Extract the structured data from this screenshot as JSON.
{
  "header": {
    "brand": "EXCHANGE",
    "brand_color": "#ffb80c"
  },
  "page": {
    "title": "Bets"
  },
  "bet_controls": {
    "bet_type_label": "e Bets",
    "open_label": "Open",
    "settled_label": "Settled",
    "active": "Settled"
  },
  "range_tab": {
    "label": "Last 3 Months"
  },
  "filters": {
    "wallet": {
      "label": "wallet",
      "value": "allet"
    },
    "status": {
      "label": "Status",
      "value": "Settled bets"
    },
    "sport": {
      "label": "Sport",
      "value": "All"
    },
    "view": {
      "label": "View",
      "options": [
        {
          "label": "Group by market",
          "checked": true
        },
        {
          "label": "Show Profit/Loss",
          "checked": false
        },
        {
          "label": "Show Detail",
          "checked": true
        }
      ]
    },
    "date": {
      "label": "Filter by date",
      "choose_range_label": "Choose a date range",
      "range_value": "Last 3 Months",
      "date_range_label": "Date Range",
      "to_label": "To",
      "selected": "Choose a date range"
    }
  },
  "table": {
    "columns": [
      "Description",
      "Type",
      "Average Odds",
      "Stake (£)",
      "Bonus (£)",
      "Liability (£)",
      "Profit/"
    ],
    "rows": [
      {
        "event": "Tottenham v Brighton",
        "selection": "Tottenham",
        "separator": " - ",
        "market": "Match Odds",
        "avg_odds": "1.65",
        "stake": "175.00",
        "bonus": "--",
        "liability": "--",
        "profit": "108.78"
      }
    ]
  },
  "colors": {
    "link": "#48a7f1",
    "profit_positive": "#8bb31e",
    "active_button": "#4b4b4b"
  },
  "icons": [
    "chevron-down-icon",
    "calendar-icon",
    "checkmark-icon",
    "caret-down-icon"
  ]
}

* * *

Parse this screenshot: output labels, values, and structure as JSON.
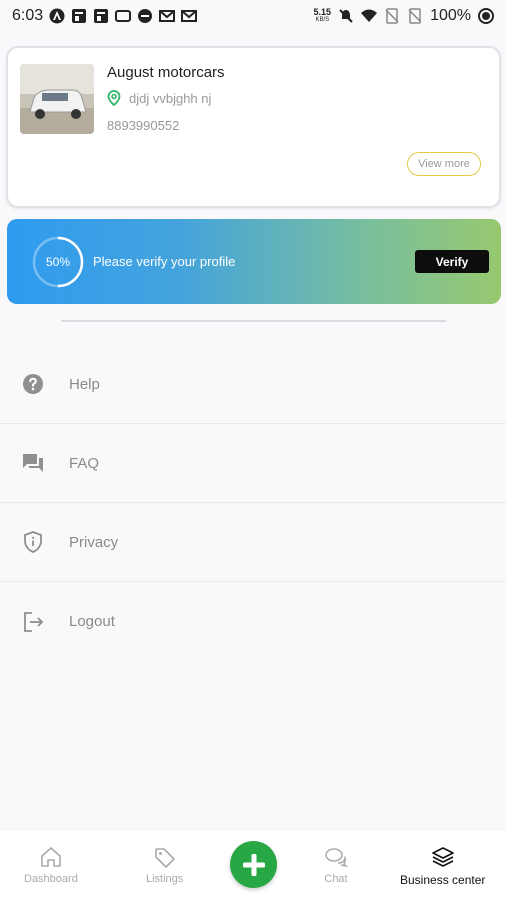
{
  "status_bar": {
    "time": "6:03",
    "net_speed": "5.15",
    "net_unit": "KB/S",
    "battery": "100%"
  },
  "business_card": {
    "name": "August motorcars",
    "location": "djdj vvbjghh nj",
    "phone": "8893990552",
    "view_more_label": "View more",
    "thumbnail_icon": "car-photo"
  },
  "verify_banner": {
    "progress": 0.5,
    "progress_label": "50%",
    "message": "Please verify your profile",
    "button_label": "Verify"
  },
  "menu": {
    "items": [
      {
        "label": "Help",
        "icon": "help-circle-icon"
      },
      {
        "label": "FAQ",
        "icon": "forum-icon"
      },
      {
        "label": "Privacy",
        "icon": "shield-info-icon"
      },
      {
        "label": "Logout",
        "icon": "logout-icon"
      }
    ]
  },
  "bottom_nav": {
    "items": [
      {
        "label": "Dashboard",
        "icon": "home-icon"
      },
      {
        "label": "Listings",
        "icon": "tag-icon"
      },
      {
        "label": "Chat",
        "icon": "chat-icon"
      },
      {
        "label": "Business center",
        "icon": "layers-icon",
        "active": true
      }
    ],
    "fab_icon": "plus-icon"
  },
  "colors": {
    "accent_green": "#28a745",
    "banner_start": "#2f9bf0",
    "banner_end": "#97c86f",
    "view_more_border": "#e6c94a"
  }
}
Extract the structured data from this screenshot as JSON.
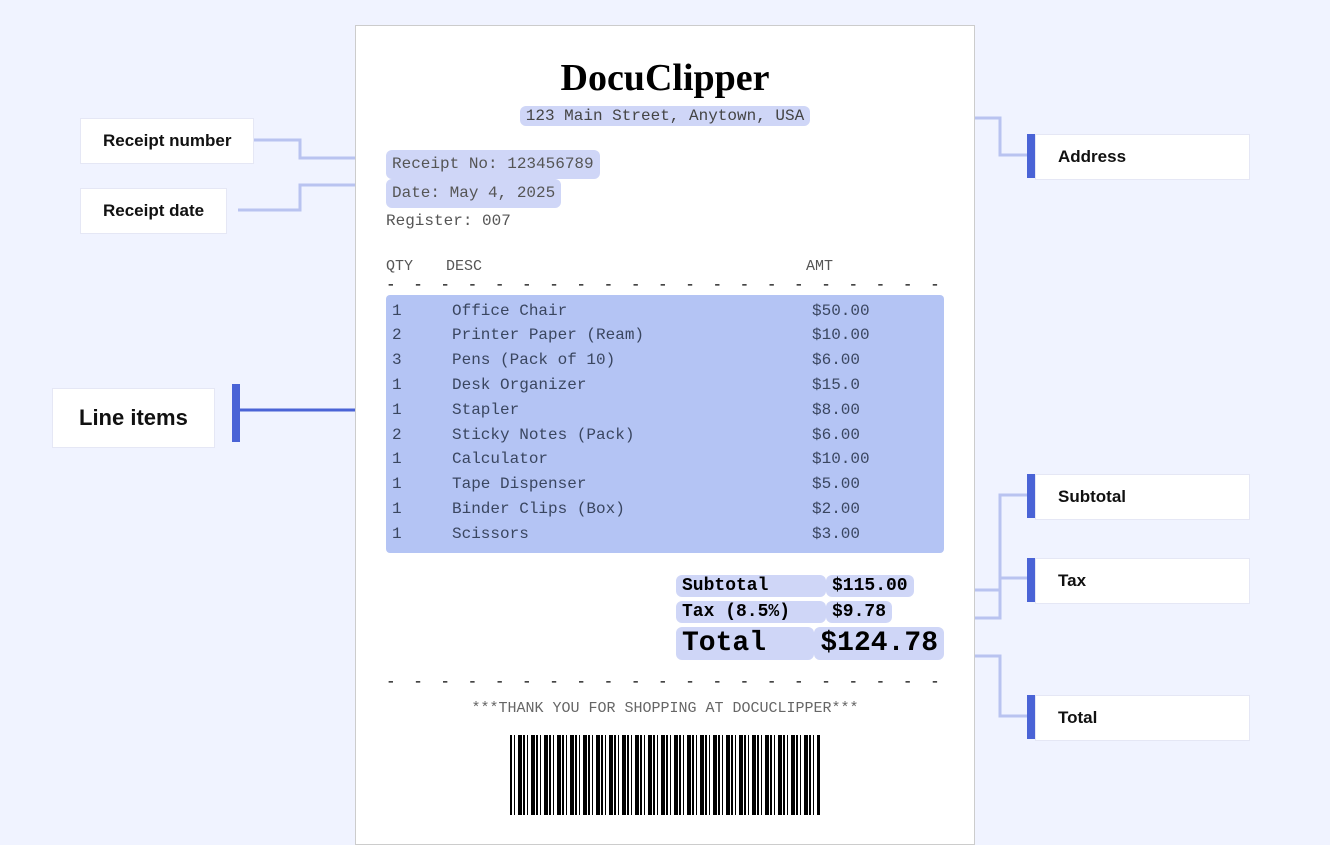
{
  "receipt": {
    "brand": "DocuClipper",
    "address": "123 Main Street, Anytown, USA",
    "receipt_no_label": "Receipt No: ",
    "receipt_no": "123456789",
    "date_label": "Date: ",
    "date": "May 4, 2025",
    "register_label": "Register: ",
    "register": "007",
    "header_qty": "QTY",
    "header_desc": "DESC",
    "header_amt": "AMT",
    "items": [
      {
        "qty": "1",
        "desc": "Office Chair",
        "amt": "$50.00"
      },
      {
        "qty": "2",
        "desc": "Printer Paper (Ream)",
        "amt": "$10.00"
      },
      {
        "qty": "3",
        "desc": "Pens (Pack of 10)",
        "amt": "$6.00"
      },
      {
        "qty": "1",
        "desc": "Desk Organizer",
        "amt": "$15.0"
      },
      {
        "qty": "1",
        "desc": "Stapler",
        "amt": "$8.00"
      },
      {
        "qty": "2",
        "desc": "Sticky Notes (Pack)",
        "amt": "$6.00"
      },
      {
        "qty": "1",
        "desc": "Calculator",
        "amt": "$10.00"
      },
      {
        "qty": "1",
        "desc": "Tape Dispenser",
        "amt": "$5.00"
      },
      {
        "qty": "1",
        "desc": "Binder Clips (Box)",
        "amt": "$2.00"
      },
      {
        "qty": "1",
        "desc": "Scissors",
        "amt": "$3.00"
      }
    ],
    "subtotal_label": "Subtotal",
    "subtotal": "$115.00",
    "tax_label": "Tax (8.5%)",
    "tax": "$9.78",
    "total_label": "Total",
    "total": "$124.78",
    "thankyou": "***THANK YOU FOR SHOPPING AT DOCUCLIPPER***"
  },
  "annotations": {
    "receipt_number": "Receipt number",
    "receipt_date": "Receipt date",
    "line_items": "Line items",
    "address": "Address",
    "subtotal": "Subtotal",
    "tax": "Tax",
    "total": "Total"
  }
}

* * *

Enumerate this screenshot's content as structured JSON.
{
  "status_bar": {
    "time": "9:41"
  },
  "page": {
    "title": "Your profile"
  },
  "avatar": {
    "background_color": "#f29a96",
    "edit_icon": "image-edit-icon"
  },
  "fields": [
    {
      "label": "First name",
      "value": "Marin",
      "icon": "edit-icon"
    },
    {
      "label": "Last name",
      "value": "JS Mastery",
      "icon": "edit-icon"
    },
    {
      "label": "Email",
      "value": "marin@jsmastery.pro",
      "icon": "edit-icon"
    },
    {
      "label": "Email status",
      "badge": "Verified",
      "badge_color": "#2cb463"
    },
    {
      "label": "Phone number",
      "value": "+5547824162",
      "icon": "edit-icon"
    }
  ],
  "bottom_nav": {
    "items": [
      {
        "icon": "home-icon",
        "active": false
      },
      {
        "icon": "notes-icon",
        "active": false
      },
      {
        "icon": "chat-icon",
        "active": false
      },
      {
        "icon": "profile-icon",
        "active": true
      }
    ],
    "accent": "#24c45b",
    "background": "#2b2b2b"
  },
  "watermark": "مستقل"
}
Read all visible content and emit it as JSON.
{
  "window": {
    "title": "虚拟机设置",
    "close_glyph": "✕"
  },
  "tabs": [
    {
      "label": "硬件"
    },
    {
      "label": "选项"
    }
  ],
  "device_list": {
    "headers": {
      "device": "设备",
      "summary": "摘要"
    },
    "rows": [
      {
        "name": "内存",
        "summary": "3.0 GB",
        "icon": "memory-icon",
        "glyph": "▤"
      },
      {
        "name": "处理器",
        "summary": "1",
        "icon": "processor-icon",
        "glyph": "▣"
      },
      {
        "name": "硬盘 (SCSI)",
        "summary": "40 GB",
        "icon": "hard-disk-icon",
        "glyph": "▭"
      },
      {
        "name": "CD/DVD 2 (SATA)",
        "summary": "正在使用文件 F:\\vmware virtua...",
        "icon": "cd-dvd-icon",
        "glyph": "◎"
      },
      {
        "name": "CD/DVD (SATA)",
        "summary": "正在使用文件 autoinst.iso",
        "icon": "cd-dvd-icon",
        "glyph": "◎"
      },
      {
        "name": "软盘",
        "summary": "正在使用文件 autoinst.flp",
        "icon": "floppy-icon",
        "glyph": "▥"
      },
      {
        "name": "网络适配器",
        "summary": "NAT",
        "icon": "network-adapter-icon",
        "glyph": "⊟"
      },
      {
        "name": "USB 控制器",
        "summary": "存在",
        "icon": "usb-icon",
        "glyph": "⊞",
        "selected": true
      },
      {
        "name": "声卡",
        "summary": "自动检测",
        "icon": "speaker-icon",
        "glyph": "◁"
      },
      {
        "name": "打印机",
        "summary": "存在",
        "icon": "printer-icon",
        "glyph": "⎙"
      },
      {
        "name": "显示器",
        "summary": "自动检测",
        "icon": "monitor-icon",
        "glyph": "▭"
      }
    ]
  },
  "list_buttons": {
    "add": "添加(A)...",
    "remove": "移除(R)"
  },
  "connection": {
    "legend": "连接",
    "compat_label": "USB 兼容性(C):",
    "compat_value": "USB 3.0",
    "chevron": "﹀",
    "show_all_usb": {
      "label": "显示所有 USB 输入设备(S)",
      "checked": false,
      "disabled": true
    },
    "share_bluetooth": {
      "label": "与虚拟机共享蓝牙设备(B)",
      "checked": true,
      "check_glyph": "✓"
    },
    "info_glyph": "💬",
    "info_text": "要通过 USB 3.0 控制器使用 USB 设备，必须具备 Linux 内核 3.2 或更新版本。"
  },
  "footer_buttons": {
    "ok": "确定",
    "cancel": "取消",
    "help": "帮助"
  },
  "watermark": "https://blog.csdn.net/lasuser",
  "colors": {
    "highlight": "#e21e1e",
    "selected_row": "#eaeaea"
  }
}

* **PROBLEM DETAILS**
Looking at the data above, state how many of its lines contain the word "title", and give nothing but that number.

* **TASK RESULT**
3